For every line in the records that has the word "ماشین", make a copy.

━━ Data extract

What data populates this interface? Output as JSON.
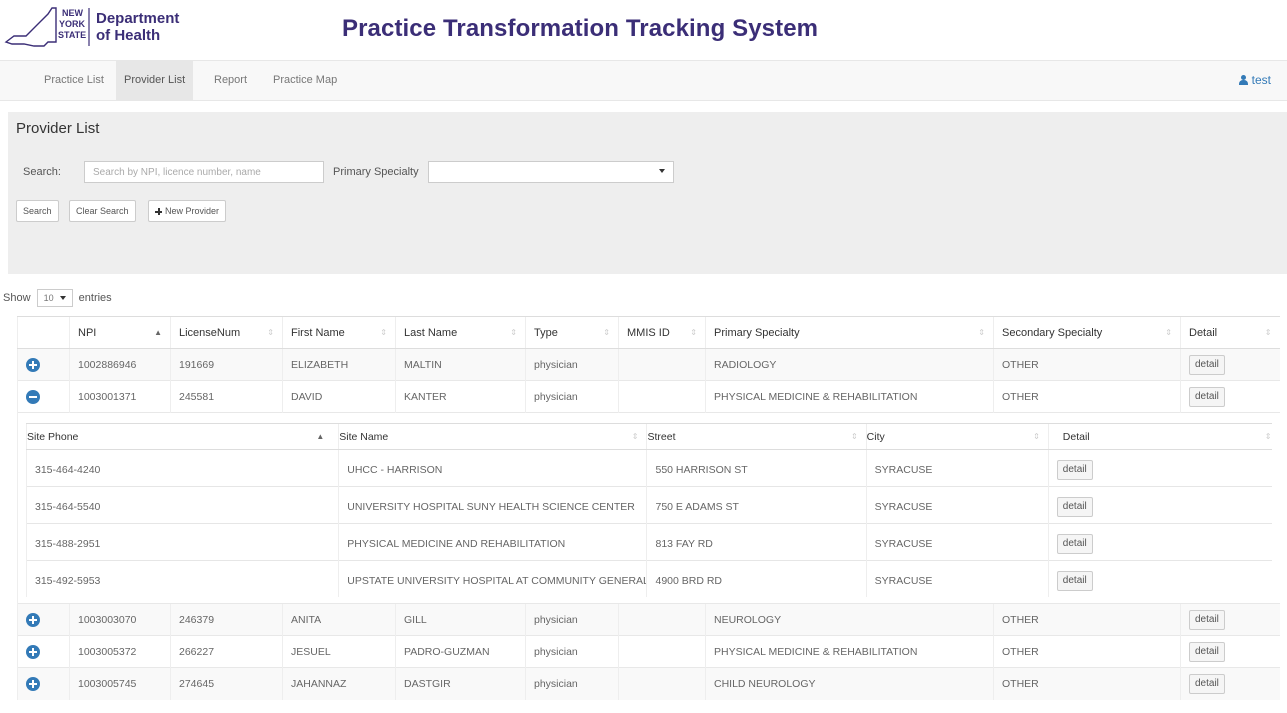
{
  "header": {
    "logo_state_line1": "NEW",
    "logo_state_line2": "YORK",
    "logo_state_line3": "STATE",
    "logo_dept_line1": "Department",
    "logo_dept_line2": "of Health",
    "app_title": "Practice Transformation Tracking System"
  },
  "nav": {
    "items": [
      {
        "label": "Practice List"
      },
      {
        "label": "Provider List"
      },
      {
        "label": "Report"
      },
      {
        "label": "Practice Map"
      }
    ],
    "active": "Provider List",
    "user": "test"
  },
  "panel": {
    "title": "Provider List",
    "search_label": "Search:",
    "search_placeholder": "Search by NPI, licence number, name",
    "specialty_label": "Primary Specialty",
    "buttons": {
      "search": "Search",
      "clear": "Clear Search",
      "new_provider": "New Provider"
    }
  },
  "entries": {
    "show": "Show",
    "value": "10",
    "suffix": "entries"
  },
  "table": {
    "columns": [
      "",
      "NPI",
      "LicenseNum",
      "First Name",
      "Last Name",
      "Type",
      "MMIS ID",
      "Primary Specialty",
      "Secondary Specialty",
      "Detail"
    ],
    "detail_label": "detail",
    "rows": [
      {
        "expanded": false,
        "npi": "1002886946",
        "license": "191669",
        "first": "ELIZABETH",
        "last": "MALTIN",
        "type": "physician",
        "mmis": "",
        "primary": "RADIOLOGY",
        "secondary": "OTHER"
      },
      {
        "expanded": true,
        "npi": "1003001371",
        "license": "245581",
        "first": "DAVID",
        "last": "KANTER",
        "type": "physician",
        "mmis": "",
        "primary": "PHYSICAL MEDICINE & REHABILITATION",
        "secondary": "OTHER"
      },
      {
        "expanded": false,
        "npi": "1003003070",
        "license": "246379",
        "first": "ANITA",
        "last": "GILL",
        "type": "physician",
        "mmis": "",
        "primary": "NEUROLOGY",
        "secondary": "OTHER"
      },
      {
        "expanded": false,
        "npi": "1003005372",
        "license": "266227",
        "first": "JESUEL",
        "last": "PADRO-GUZMAN",
        "type": "physician",
        "mmis": "",
        "primary": "PHYSICAL MEDICINE & REHABILITATION",
        "secondary": "OTHER"
      },
      {
        "expanded": false,
        "npi": "1003005745",
        "license": "274645",
        "first": "JAHANNAZ",
        "last": "DASTGIR",
        "type": "physician",
        "mmis": "",
        "primary": "CHILD NEUROLOGY",
        "secondary": "OTHER"
      }
    ]
  },
  "sites": {
    "columns": [
      "Site Phone",
      "Site Name",
      "Street",
      "City",
      "Detail"
    ],
    "rows": [
      {
        "phone": "315-464-4240",
        "name": "UHCC - HARRISON",
        "street": "550 HARRISON ST",
        "city": "SYRACUSE"
      },
      {
        "phone": "315-464-5540",
        "name": "UNIVERSITY HOSPITAL SUNY HEALTH SCIENCE CENTER",
        "street": "750 E ADAMS ST",
        "city": "SYRACUSE"
      },
      {
        "phone": "315-488-2951",
        "name": "PHYSICAL MEDICINE AND REHABILITATION",
        "street": "813 FAY RD",
        "city": "SYRACUSE"
      },
      {
        "phone": "315-492-5953",
        "name": "UPSTATE UNIVERSITY HOSPITAL AT COMMUNITY GENERAL",
        "street": "4900 BRD RD",
        "city": "SYRACUSE"
      }
    ]
  },
  "colors": {
    "title": "#3b2e77",
    "accent": "#337ab7"
  }
}
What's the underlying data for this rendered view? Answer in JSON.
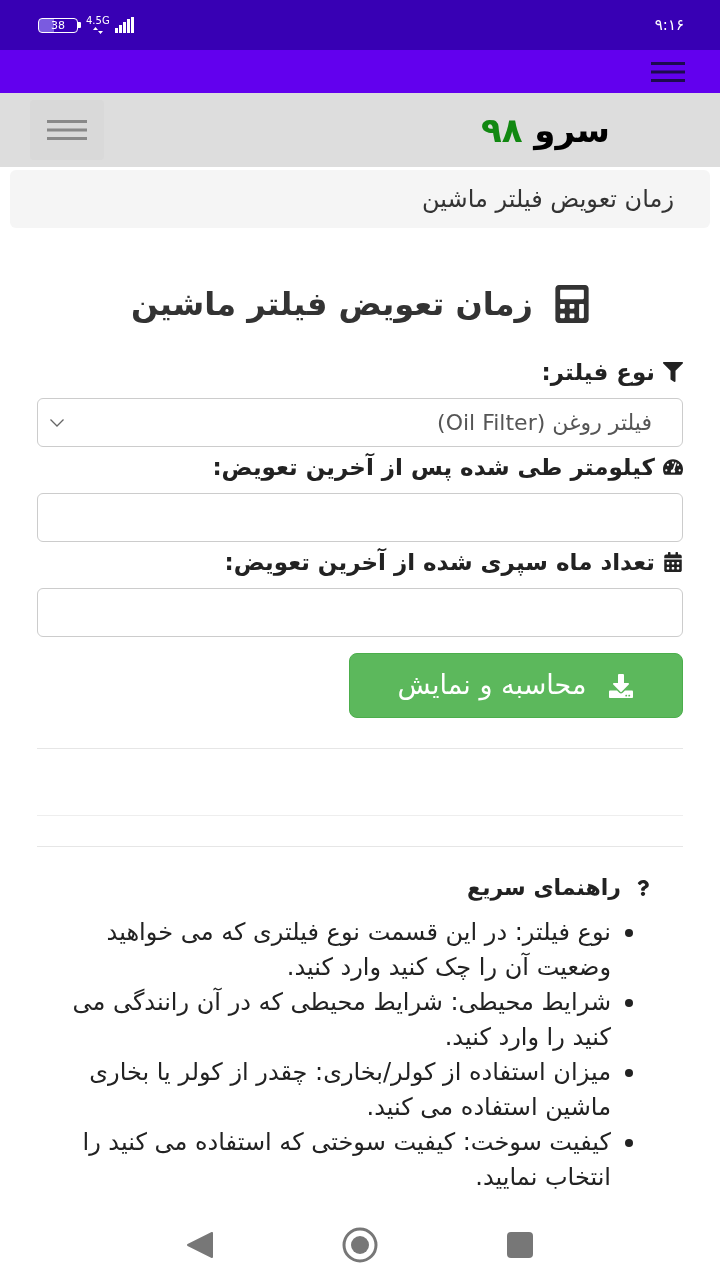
{
  "status_bar": {
    "time": "۹:۱۶",
    "battery": "38",
    "network": "4.5G"
  },
  "site_header": {
    "logo": {
      "word": "سرو",
      "number": "۹۸"
    }
  },
  "breadcrumb": "زمان تعویض فیلتر ماشین",
  "page_title": "زمان تعویض فیلتر ماشین",
  "form": {
    "fields": [
      {
        "kind": "select",
        "label": "نوع فیلتر:",
        "value": "فیلتر روغن (Oil Filter)"
      },
      {
        "kind": "input",
        "label": "کیلومتر طی شده پس از آخرین تعویض:"
      },
      {
        "kind": "input",
        "label": "تعداد ماه سپری شده از آخرین تعویض:"
      }
    ],
    "submit": "محاسبه و نمایش"
  },
  "guide": {
    "title": "راهنمای سریع",
    "items": [
      "نوع فیلتر: در این قسمت نوع فیلتری که می خواهید وضعیت آن را چک کنید وارد کنید.",
      "شرایط محیطی: شرایط محیطی که در آن رانندگی می کنید را وارد کنید.",
      "میزان استفاده از کولر/بخاری: چقدر از کولر یا بخاری ماشین استفاده می کنید.",
      "کیفیت سوخت: کیفیت سوختی که استفاده می کنید را انتخاب نمایید."
    ]
  }
}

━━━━

## Exercise response:
  "breadcrumb": "زمان تعویض فیلتر ماشین",
  "page_title": "زمان تعویض فیلتر ماشین",
      "میزان استفاده از کولر/بخاری: چقدر از کولر یا بخاری ماشین استفاده می کنید.",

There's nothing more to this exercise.